*** Data supplied Section Begins ***

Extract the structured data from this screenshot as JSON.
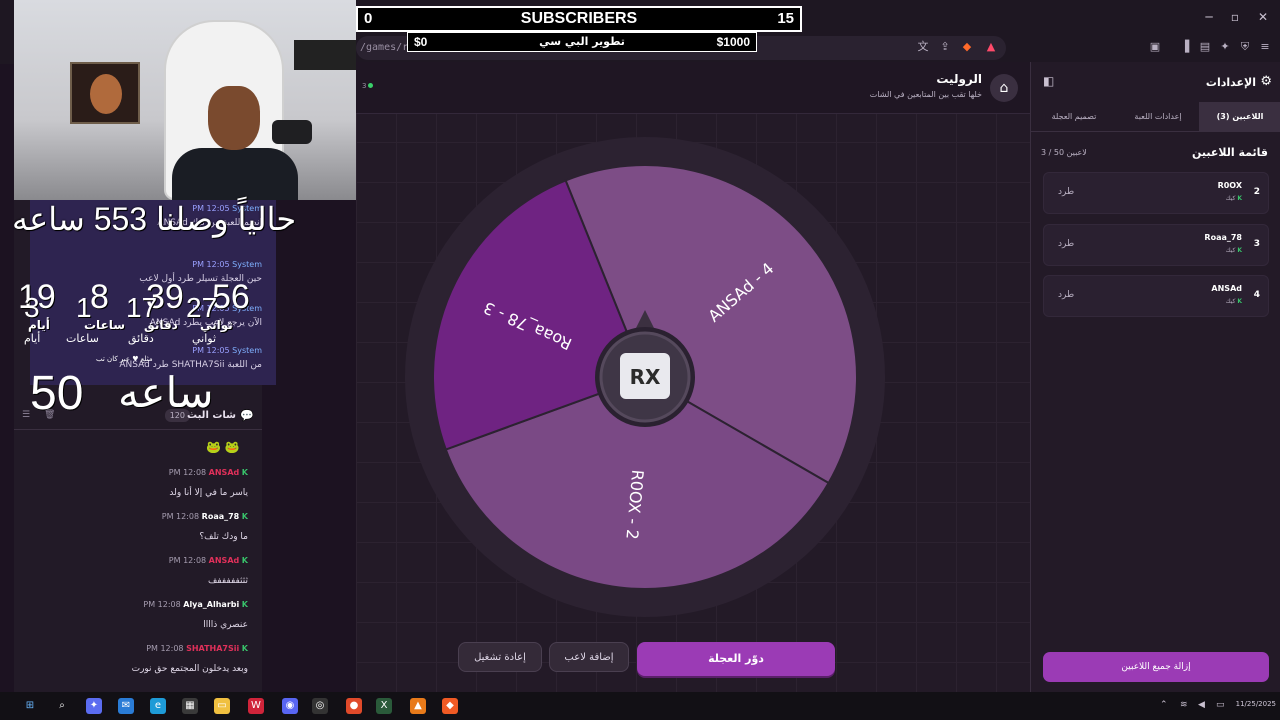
{
  "overlay": {
    "subs_left": "0",
    "subs_title": "SUBSCRIBERS",
    "subs_right": "15",
    "goal_left": "$0",
    "goal_mid": "تطوير البي سي",
    "goal_right": "$1000"
  },
  "browser": {
    "url_fragment": "/games/roulette?kick=r0ox"
  },
  "timer": {
    "caption": "حالياً وصلنا 553 ساعه",
    "days_big": "19",
    "hours_big": "8",
    "minutes_big": "39",
    "seconds_big": "56",
    "days_small": "3",
    "hours_small": "1",
    "minutes_small": "17",
    "seconds_small": "27",
    "label_seconds": "ثواني",
    "label_minutes": "دقائق",
    "label_hours": "ساعات",
    "label_days": "أيام",
    "label_seconds_2": "ثواني",
    "label_minutes_2": "دقائق",
    "label_hours_2": "ساعات",
    "label_days_2": "أيام",
    "hours_total_num": "50",
    "hours_total_label": "ساعه",
    "small_caption": "مثلع ♥ عبر كان تب"
  },
  "system_messages": [
    {
      "sender": "System",
      "time": "PM 12:05",
      "text": "ANSAd انضم للعبة من كيك"
    },
    {
      "sender": "System",
      "time": "PM 12:05",
      "text": "حين العجلة تسيلر طرد أول لاعب"
    },
    {
      "sender": "System",
      "time": "PM 12:05",
      "text": "ANSAd الآن يرجع لاعب يطرد"
    },
    {
      "sender": "System",
      "time": "PM 12:05",
      "text": "ANSAd طرد SHATHA7Sii من اللعبة"
    }
  ],
  "chat": {
    "title": "شات البث",
    "count": "120",
    "emotes": "🐸 🐸",
    "messages": [
      {
        "name": "ANSAd",
        "name_color": "#e0305a",
        "time": "PM 12:08",
        "text": "ياسر ما في إلا أنا ولد"
      },
      {
        "name": "Roaa_78",
        "name_color": "#ffffff",
        "time": "PM 12:08",
        "text": "ما ودك تلف؟"
      },
      {
        "name": "ANSAd",
        "name_color": "#e0305a",
        "time": "PM 12:08",
        "text": "ثثثفففففف"
      },
      {
        "name": "Alya_Alharbi",
        "name_color": "#ffffff",
        "time": "PM 12:08",
        "text": "عنصري ذاااا"
      },
      {
        "name": "SHATHA7Sii",
        "name_color": "#e0305a",
        "time": "PM 12:08",
        "text": "وبعد يدخلون المجتمع حق نورت"
      }
    ]
  },
  "page": {
    "title": "الروليت",
    "subtitle": "خلها تقب بين المتابعين في الشات",
    "online": "3"
  },
  "wheel": {
    "logo": "RX",
    "segments": [
      {
        "label": "ANSAd - 4",
        "color": "#7d4d86"
      },
      {
        "label": "R0OX - 2",
        "color": "#7a4985"
      },
      {
        "label": "Roaa_78 - 3",
        "color": "#6f2382"
      }
    ]
  },
  "buttons": {
    "spin": "دوّر العجلة",
    "add_player": "إضافة لاعب",
    "restart": "إعادة تشغيل"
  },
  "settings": {
    "title": "الإعدادات",
    "tabs": [
      "اللاعبين (3)",
      "إعدادات اللعبة",
      "تصميم العجلة"
    ],
    "players_heading": "قائمة اللاعبين",
    "players_count": "3 / 50 لاعبين",
    "players": [
      {
        "num": "2",
        "name": "R0OX",
        "platform": "كيك",
        "kick_label": "طرد"
      },
      {
        "num": "3",
        "name": "Roaa_78",
        "platform": "كيك",
        "kick_label": "طرد"
      },
      {
        "num": "4",
        "name": "ANSAd",
        "platform": "كيك",
        "kick_label": "طرد"
      }
    ],
    "remove_all": "إزالة جميع اللاعبين"
  },
  "taskbar": {
    "clock": "11/25/2025"
  }
}
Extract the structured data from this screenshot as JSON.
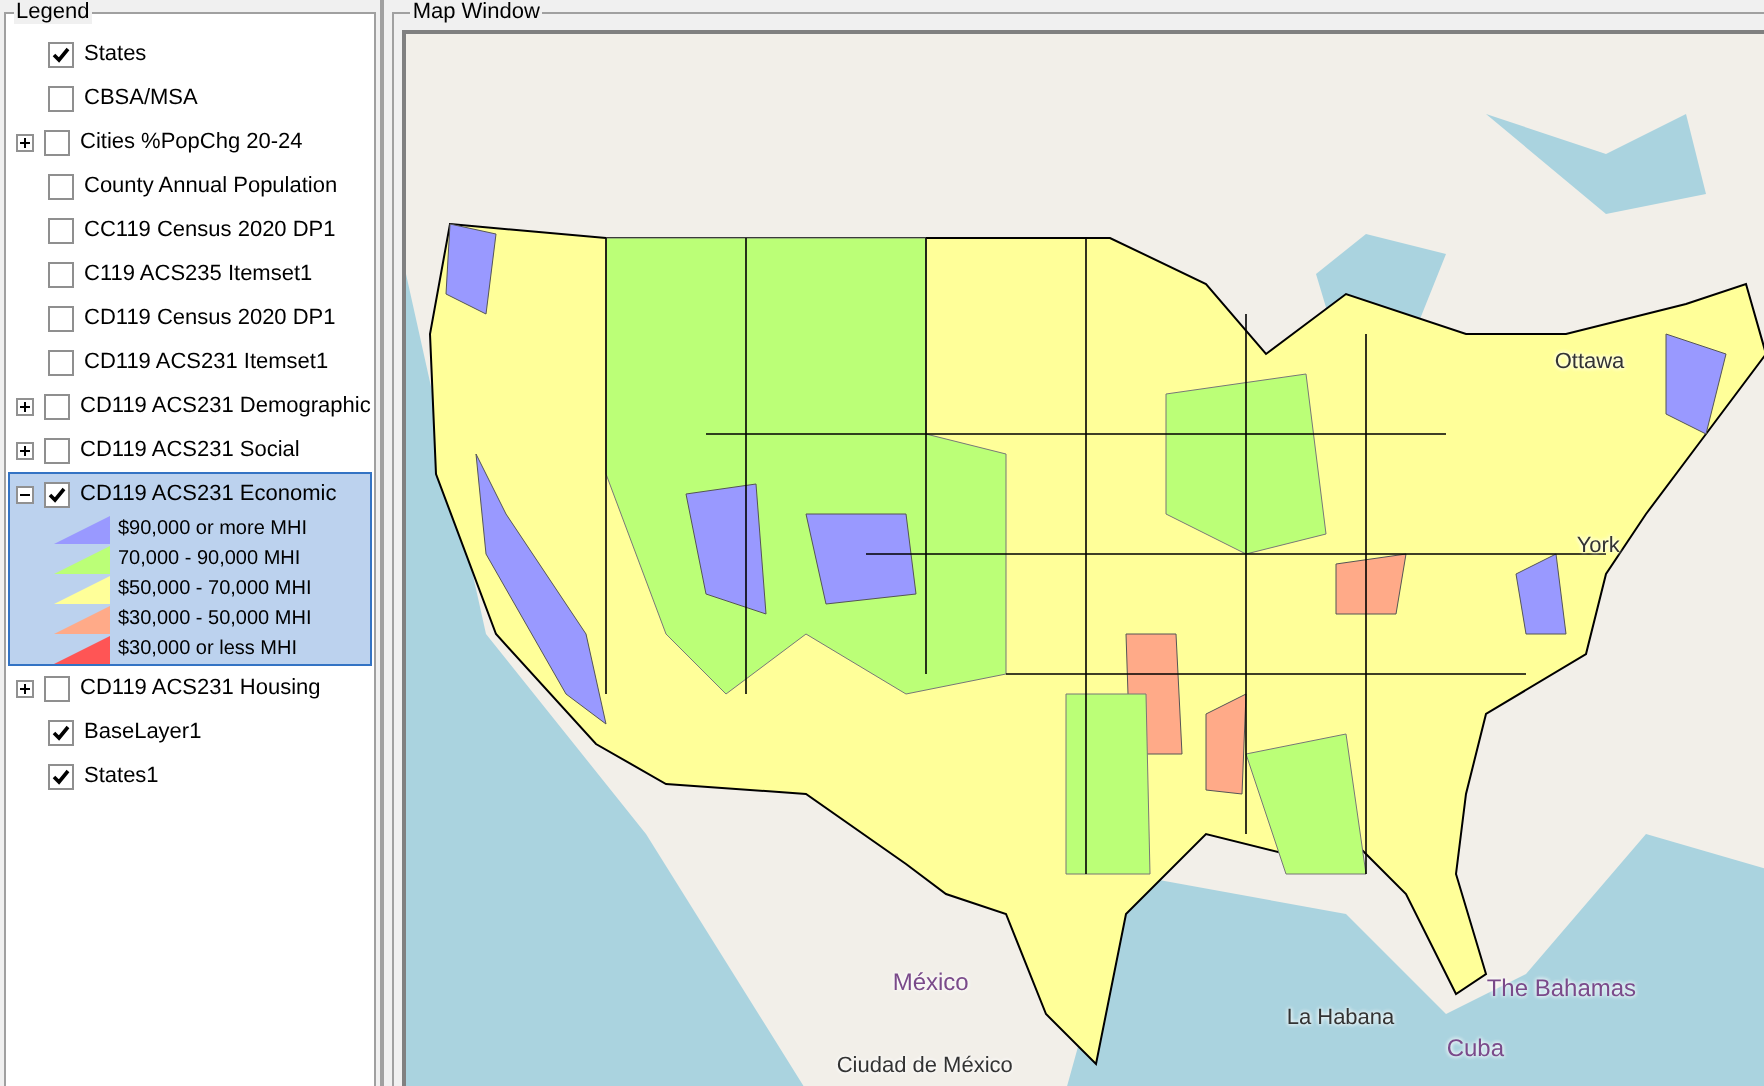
{
  "legend": {
    "title": "Legend",
    "layers": [
      {
        "label": "States",
        "checked": true,
        "selected": false
      },
      {
        "label": "CBSA/MSA",
        "checked": false,
        "selected": false
      },
      {
        "label": "Cities %PopChg 20-24",
        "checked": false,
        "expanded": false,
        "selected": false
      },
      {
        "label": "County Annual Population",
        "checked": false,
        "selected": false
      },
      {
        "label": "CC119 Census 2020 DP1",
        "checked": false,
        "selected": false
      },
      {
        "label": "C119 ACS235 Itemset1",
        "checked": false,
        "selected": false
      },
      {
        "label": "CD119 Census 2020 DP1",
        "checked": false,
        "selected": false
      },
      {
        "label": "CD119 ACS231 Itemset1",
        "checked": false,
        "selected": false
      },
      {
        "label": "CD119 ACS231 Demographic",
        "checked": false,
        "expanded": false,
        "selected": false
      },
      {
        "label": "CD119 ACS231 Social",
        "checked": false,
        "expanded": false,
        "selected": false
      },
      {
        "label": "CD119 ACS231 Economic",
        "checked": true,
        "expanded": true,
        "selected": true,
        "classes": [
          {
            "label": "$90,000 or more MHI",
            "color": "#9999ff"
          },
          {
            "label": "70,000 - 90,000 MHI",
            "color": "#bbff77"
          },
          {
            "label": "$50,000 - 70,000 MHI",
            "color": "#ffff99"
          },
          {
            "label": "$30,000 - 50,000 MHI",
            "color": "#ffaa88"
          },
          {
            "label": "$30,000 or less MHI",
            "color": "#ff5555"
          }
        ]
      },
      {
        "label": "CD119 ACS231 Housing",
        "checked": false,
        "expanded": false,
        "selected": false
      },
      {
        "label": "BaseLayer1",
        "checked": true,
        "selected": false
      },
      {
        "label": "States1",
        "checked": true,
        "selected": false
      }
    ]
  },
  "map": {
    "title": "Map Window",
    "labels": [
      {
        "text": "Ottawa",
        "kind": "city"
      },
      {
        "text": "York",
        "kind": "city"
      },
      {
        "text": "México",
        "kind": "country"
      },
      {
        "text": "The Bahamas",
        "kind": "country"
      },
      {
        "text": "La Habana",
        "kind": "city"
      },
      {
        "text": "Cuba",
        "kind": "country"
      },
      {
        "text": "Ciudad de México",
        "kind": "city"
      }
    ]
  }
}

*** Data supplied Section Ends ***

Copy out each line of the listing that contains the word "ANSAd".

■ Output below
      "text": "ANSAd انضم للعبة من كيك"
      "text": "ANSAd الآن يرجع لاعب يطرد"
      "text": "ANSAd طرد SHATHA7Sii من اللعبة"
        "name": "ANSAd",
        "name": "ANSAd",
        "label": "ANSAd - 4",
        "name": "ANSAd",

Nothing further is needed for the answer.